Action item
Restate all the entries exactly as they appear, apart from the pictures.

(Extracted data entries)

════

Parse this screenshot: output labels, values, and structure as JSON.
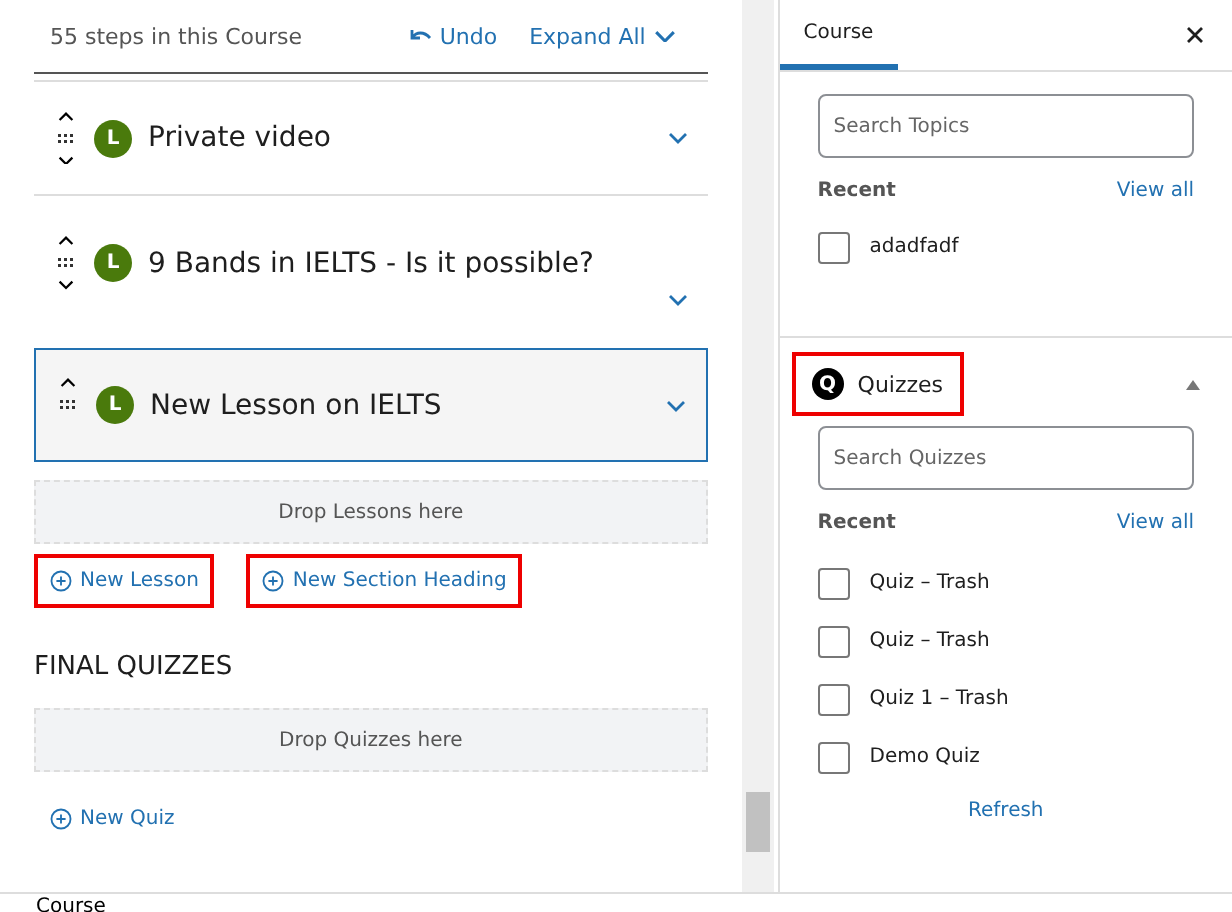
{
  "builder": {
    "steps": "55 steps in this Course",
    "undo": "Undo",
    "expand_all": "Expand All",
    "lessons": [
      {
        "badge": "L",
        "title": "Private video",
        "selected": false,
        "can_move_down": true
      },
      {
        "badge": "L",
        "title": "9 Bands in IELTS - Is it possible?",
        "selected": false,
        "can_move_down": true
      },
      {
        "badge": "L",
        "title": "New Lesson on IELTS",
        "selected": true,
        "can_move_down": false
      }
    ],
    "drop_lessons": "Drop Lessons here",
    "actions": [
      {
        "label": "New Lesson",
        "highlighted": true
      },
      {
        "label": "New Section Heading",
        "highlighted": true
      }
    ],
    "final_heading": "FINAL QUIZZES",
    "drop_quizzes": "Drop Quizzes here",
    "new_quiz": {
      "label": "New Quiz",
      "highlighted": false
    }
  },
  "sidebar": {
    "tab": "Course",
    "topics": {
      "placeholder": "Search Topics",
      "recent": "Recent",
      "view_all": "View all",
      "items": [
        {
          "label": "adadfadf",
          "checked": false
        }
      ]
    },
    "quizzes": {
      "badge": "Q",
      "title": "Quizzes",
      "outlined_in_red": true,
      "expanded": true,
      "placeholder": "Search Quizzes",
      "recent": "Recent",
      "view_all": "View all",
      "items": [
        {
          "label": "Quiz – Trash",
          "checked": false
        },
        {
          "label": "Quiz – Trash",
          "checked": false
        },
        {
          "label": "Quiz 1 – Trash",
          "checked": false
        },
        {
          "label": "Demo Quiz",
          "checked": false
        }
      ],
      "refresh": "Refresh"
    }
  },
  "footer": "Course"
}
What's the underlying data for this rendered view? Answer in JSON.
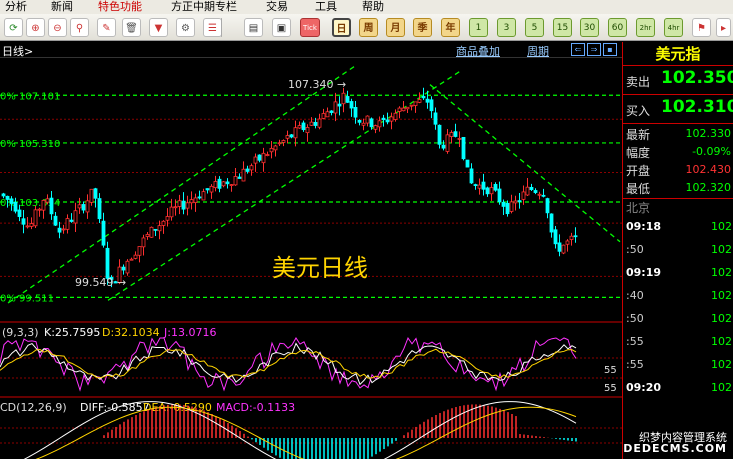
{
  "menu": [
    "分析",
    "新闻",
    "特色功能",
    "方正中期专栏",
    "交易",
    "工具",
    "帮助"
  ],
  "toolbar": {
    "icons": [
      "refresh-icon",
      "zoom-in-icon",
      "zoom-out-icon",
      "magnify-icon",
      "pen-icon",
      "trash-icon",
      "filter-icon",
      "settings-icon",
      "list-icon",
      "window-icon",
      "tick-icon"
    ],
    "tick_label": "Tick",
    "periods": [
      "日",
      "周",
      "月",
      "季",
      "年"
    ],
    "minutes": [
      "1",
      "3",
      "5",
      "15",
      "30",
      "60",
      "2hr",
      "4hr"
    ]
  },
  "header": {
    "period": "日线>",
    "overlay": "商品叠加",
    "cycle": "周期"
  },
  "chart_title": "美元日线",
  "price_labels": {
    "high": "107.340 →",
    "low": "99.549 →"
  },
  "fib_levels": [
    {
      "label": "0% 107.101",
      "value": 107.101
    },
    {
      "label": "0% 105.310",
      "value": 105.31
    },
    {
      "label": "0% 103.094",
      "value": 103.094
    },
    {
      "label": "0% 99.511",
      "value": 99.511
    }
  ],
  "kdj": {
    "title": "(9,3,3)",
    "k": "K:25.7595",
    "d": "D:32.1034",
    "j": "J:13.0716",
    "axis": [
      "55",
      "55"
    ]
  },
  "macd": {
    "title": "CD(12,26,9)",
    "diff": "DIFF:-0.5857",
    "dea": "DEA:-0.5290",
    "macd": "MACD:-0.1133"
  },
  "panel": {
    "title": "美元指",
    "sell_label": "卖出",
    "sell_value": "102.350",
    "buy_label": "买入",
    "buy_value": "102.310",
    "rows": [
      {
        "label": "最新",
        "value": "102.330",
        "color": "#0f0"
      },
      {
        "label": "幅度",
        "value": "-0.09%",
        "color": "#0f0"
      },
      {
        "label": "开盘",
        "value": "102.430",
        "color": "#f33"
      },
      {
        "label": "最低",
        "value": "102.320",
        "color": "#0f0"
      }
    ],
    "region": "北京",
    "ticks": [
      {
        "time": "09:18",
        "value": "102",
        "bold": true
      },
      {
        "time": ":50",
        "value": "102",
        "bold": false
      },
      {
        "time": "09:19",
        "value": "102",
        "bold": true
      },
      {
        "time": ":40",
        "value": "102",
        "bold": false
      },
      {
        "time": ":50",
        "value": "102",
        "bold": false
      },
      {
        "time": ":55",
        "value": "102",
        "bold": false
      },
      {
        "time": ":55",
        "value": "102",
        "bold": false
      },
      {
        "time": "09:20",
        "value": "102",
        "bold": true
      }
    ]
  },
  "watermark": [
    "织梦内容管理系统",
    "DEDECMS.COM"
  ],
  "chart_data": {
    "type": "candlestick",
    "price_ylim": [
      99.0,
      108.2
    ],
    "kdj_ylim": [
      0,
      100
    ],
    "colors": {
      "up": "#ff3030",
      "down": "#00ffff",
      "trend": "#00ff00",
      "k": "#ffffff",
      "d": "#ffd400",
      "j": "#ff33ff",
      "grid": "#8b0000"
    }
  }
}
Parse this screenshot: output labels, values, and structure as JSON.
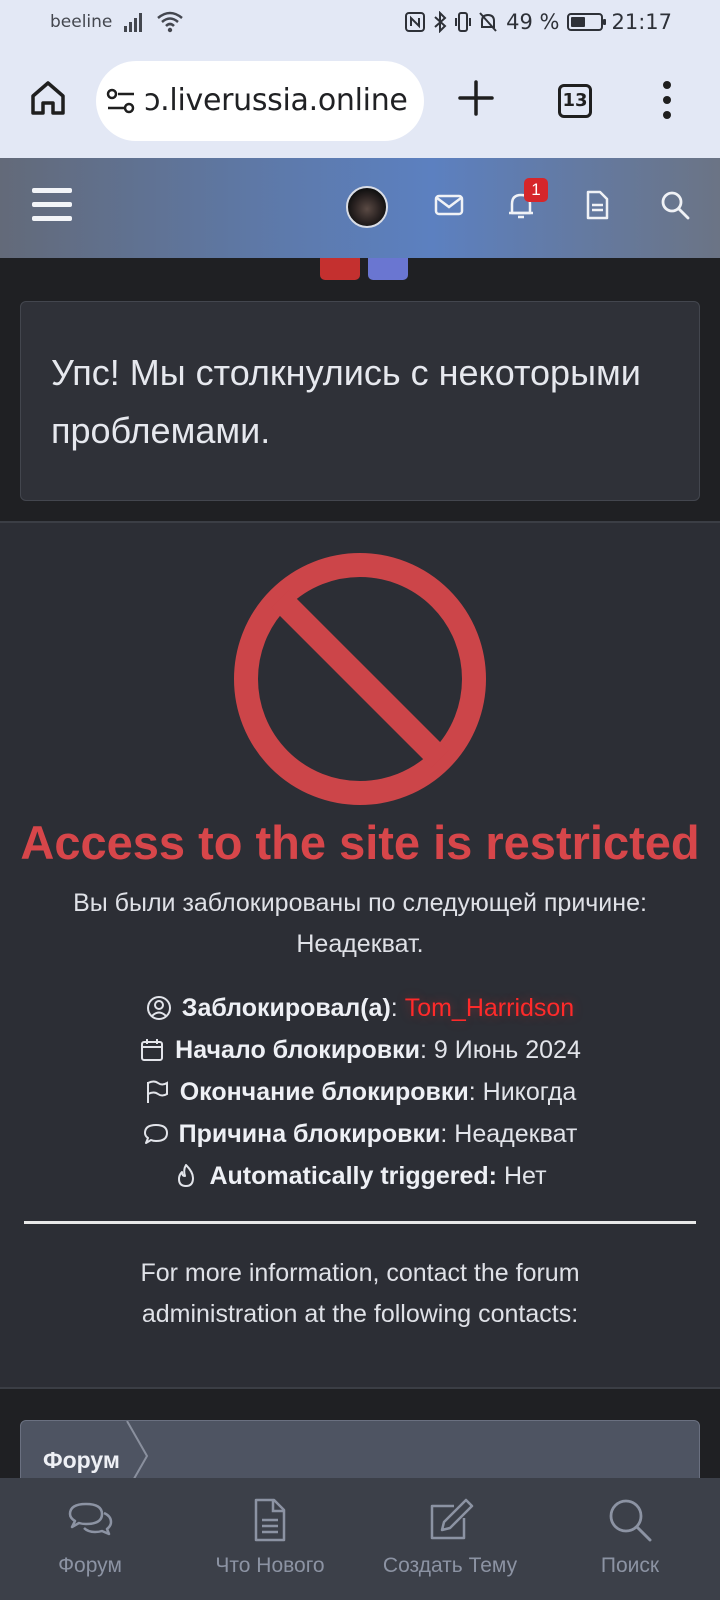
{
  "status_bar": {
    "carrier": "beeline",
    "battery_text": "49 %",
    "battery_level": 0.49,
    "time": "21:17",
    "icons": [
      "signal-icon",
      "wifi-icon",
      "nfc-icon",
      "bluetooth-icon",
      "vibrate-icon",
      "mute-icon",
      "battery-icon"
    ]
  },
  "browser": {
    "url": "ɔ.liverussia.online",
    "tab_count": "13",
    "icons": [
      "home-icon",
      "site-settings-icon",
      "new-tab-icon",
      "tabs-icon",
      "menu-icon"
    ]
  },
  "header": {
    "notification_count": "1",
    "icons": [
      "hamburger-menu-icon",
      "avatar",
      "mail-icon",
      "bell-icon",
      "document-icon",
      "search-icon"
    ]
  },
  "notice": {
    "text": "Упс! Мы столкнулись с некоторыми проблемами."
  },
  "block": {
    "title": "Access to the site is restricted",
    "reason_line": "Вы были заблокированы по следующей причине: Неадекват.",
    "blocked_by_label": "Заблокировал(а)",
    "blocked_by_value": "Tom_Harridson",
    "start_label": "Начало блокировки",
    "start_value": "9 Июнь 2024",
    "end_label": "Окончание блокировки",
    "end_value": "Никогда",
    "reason_label": "Причина блокировки",
    "reason_value": "Неадекват",
    "auto_label": "Automatically triggered:",
    "auto_value": "Нет",
    "contact_text": "For more information, contact the forum administration at the following contacts:"
  },
  "breadcrumb": {
    "label": "Форум"
  },
  "bottom_nav": {
    "items": [
      {
        "label": "Форум",
        "icon": "chat-bubbles-icon"
      },
      {
        "label": "Что Нового",
        "icon": "document-icon"
      },
      {
        "label": "Создать Тему",
        "icon": "edit-icon"
      },
      {
        "label": "Поиск",
        "icon": "search-icon"
      }
    ]
  },
  "colors": {
    "accent_red": "#d7464a",
    "blocker_name": "#ff2a2a",
    "badge_red": "#d6262a",
    "panel_bg": "#2c2e35",
    "nav_bg": "#3c4049"
  }
}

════

Exercise answer
Parse this screenshot: output labels, values, and structure as JSON.
{
  "builder": {
    "steps": "55 steps in this Course",
    "undo": "Undo",
    "expand_all": "Expand All",
    "lessons": [
      {
        "badge": "L",
        "title": "Private video",
        "selected": false,
        "can_move_down": true
      },
      {
        "badge": "L",
        "title": "9 Bands in IELTS - Is it possible?",
        "selected": false,
        "can_move_down": true
      },
      {
        "badge": "L",
        "title": "New Lesson on IELTS",
        "selected": true,
        "can_move_down": false
      }
    ],
    "drop_lessons": "Drop Lessons here",
    "actions": [
      {
        "label": "New Lesson",
        "highlighted": true
      },
      {
        "label": "New Section Heading",
        "highlighted": true
      }
    ],
    "final_heading": "FINAL QUIZZES",
    "drop_quizzes": "Drop Quizzes here",
    "new_quiz": {
      "label": "New Quiz",
      "highlighted": false
    }
  },
  "sidebar": {
    "tab": "Course",
    "topics": {
      "placeholder": "Search Topics",
      "recent": "Recent",
      "view_all": "View all",
      "items": [
        {
          "label": "adadfadf",
          "checked": false
        }
      ]
    },
    "quizzes": {
      "badge": "Q",
      "title": "Quizzes",
      "outlined_in_red": true,
      "expanded": true,
      "placeholder": "Search Quizzes",
      "recent": "Recent",
      "view_all": "View all",
      "items": [
        {
          "label": "Quiz – Trash",
          "checked": false
        },
        {
          "label": "Quiz – Trash",
          "checked": false
        },
        {
          "label": "Quiz 1 – Trash",
          "checked": false
        },
        {
          "label": "Demo Quiz",
          "checked": false
        }
      ],
      "refresh": "Refresh"
    }
  },
  "footer": "Course"
}
What's the underlying data for this rendered view? Answer in JSON.
{
  "menu": [
    "分析",
    "新闻",
    "特色功能",
    "方正中期专栏",
    "交易",
    "工具",
    "帮助"
  ],
  "toolbar": {
    "icons": [
      "refresh-icon",
      "zoom-in-icon",
      "zoom-out-icon",
      "magnify-icon",
      "pen-icon",
      "trash-icon",
      "filter-icon",
      "settings-icon",
      "list-icon",
      "window-icon",
      "tick-icon"
    ],
    "tick_label": "Tick",
    "periods": [
      "日",
      "周",
      "月",
      "季",
      "年"
    ],
    "minutes": [
      "1",
      "3",
      "5",
      "15",
      "30",
      "60",
      "2hr",
      "4hr"
    ]
  },
  "header": {
    "period": "日线>",
    "overlay": "商品叠加",
    "cycle": "周期"
  },
  "chart_title": "美元日线",
  "price_labels": {
    "high": "107.340 →",
    "low": "99.549 →"
  },
  "fib_levels": [
    {
      "label": "0% 107.101",
      "value": 107.101
    },
    {
      "label": "0% 105.310",
      "value": 105.31
    },
    {
      "label": "0% 103.094",
      "value": 103.094
    },
    {
      "label": "0% 99.511",
      "value": 99.511
    }
  ],
  "kdj": {
    "title": "(9,3,3)",
    "k": "K:25.7595",
    "d": "D:32.1034",
    "j": "J:13.0716",
    "axis": [
      "55",
      "55"
    ]
  },
  "macd": {
    "title": "CD(12,26,9)",
    "diff": "DIFF:-0.5857",
    "dea": "DEA:-0.5290",
    "macd": "MACD:-0.1133"
  },
  "panel": {
    "title": "美元指",
    "sell_label": "卖出",
    "sell_value": "102.350",
    "buy_label": "买入",
    "buy_value": "102.310",
    "rows": [
      {
        "label": "最新",
        "value": "102.330",
        "color": "#0f0"
      },
      {
        "label": "幅度",
        "value": "-0.09%",
        "color": "#0f0"
      },
      {
        "label": "开盘",
        "value": "102.430",
        "color": "#f33"
      },
      {
        "label": "最低",
        "value": "102.320",
        "color": "#0f0"
      }
    ],
    "region": "北京",
    "ticks": [
      {
        "time": "09:18",
        "value": "102",
        "bold": true
      },
      {
        "time": ":50",
        "value": "102",
        "bold": false
      },
      {
        "time": "09:19",
        "value": "102",
        "bold": true
      },
      {
        "time": ":40",
        "value": "102",
        "bold": false
      },
      {
        "time": ":50",
        "value": "102",
        "bold": false
      },
      {
        "time": ":55",
        "value": "102",
        "bold": false
      },
      {
        "time": ":55",
        "value": "102",
        "bold": false
      },
      {
        "time": "09:20",
        "value": "102",
        "bold": true
      }
    ]
  },
  "watermark": [
    "织梦内容管理系统",
    "DEDECMS.COM"
  ],
  "chart_data": {
    "type": "candlestick",
    "price_ylim": [
      99.0,
      108.2
    ],
    "kdj_ylim": [
      0,
      100
    ],
    "colors": {
      "up": "#ff3030",
      "down": "#00ffff",
      "trend": "#00ff00",
      "k": "#ffffff",
      "d": "#ffd400",
      "j": "#ff33ff",
      "grid": "#8b0000"
    }
  }
}
Parse this screenshot: output labels, values, and structure as JSON.
{
  "status_bar": {
    "carrier": "beeline",
    "battery_text": "49 %",
    "battery_level": 0.49,
    "time": "21:17",
    "icons": [
      "signal-icon",
      "wifi-icon",
      "nfc-icon",
      "bluetooth-icon",
      "vibrate-icon",
      "mute-icon",
      "battery-icon"
    ]
  },
  "browser": {
    "url": "ɔ.liverussia.online",
    "tab_count": "13",
    "icons": [
      "home-icon",
      "site-settings-icon",
      "new-tab-icon",
      "tabs-icon",
      "menu-icon"
    ]
  },
  "header": {
    "notification_count": "1",
    "icons": [
      "hamburger-menu-icon",
      "avatar",
      "mail-icon",
      "bell-icon",
      "document-icon",
      "search-icon"
    ]
  },
  "notice": {
    "text": "Упс! Мы столкнулись с некоторыми проблемами."
  },
  "block": {
    "title": "Access to the site is restricted",
    "reason_line": "Вы были заблокированы по следующей причине: Неадекват.",
    "blocked_by_label": "Заблокировал(а)",
    "blocked_by_value": "Tom_Harridson",
    "start_label": "Начало блокировки",
    "start_value": "9 Июнь 2024",
    "end_label": "Окончание блокировки",
    "end_value": "Никогда",
    "reason_label": "Причина блокировки",
    "reason_value": "Неадекват",
    "auto_label": "Automatically triggered:",
    "auto_value": "Нет",
    "contact_text": "For more information, contact the forum administration at the following contacts:"
  },
  "breadcrumb": {
    "label": "Форум"
  },
  "bottom_nav": {
    "items": [
      {
        "label": "Форум",
        "icon": "chat-bubbles-icon"
      },
      {
        "label": "Что Нового",
        "icon": "document-icon"
      },
      {
        "label": "Создать Тему",
        "icon": "edit-icon"
      },
      {
        "label": "Поиск",
        "icon": "search-icon"
      }
    ]
  },
  "colors": {
    "accent_red": "#d7464a",
    "blocker_name": "#ff2a2a",
    "badge_red": "#d6262a",
    "panel_bg": "#2c2e35",
    "nav_bg": "#3c4049"
  }
}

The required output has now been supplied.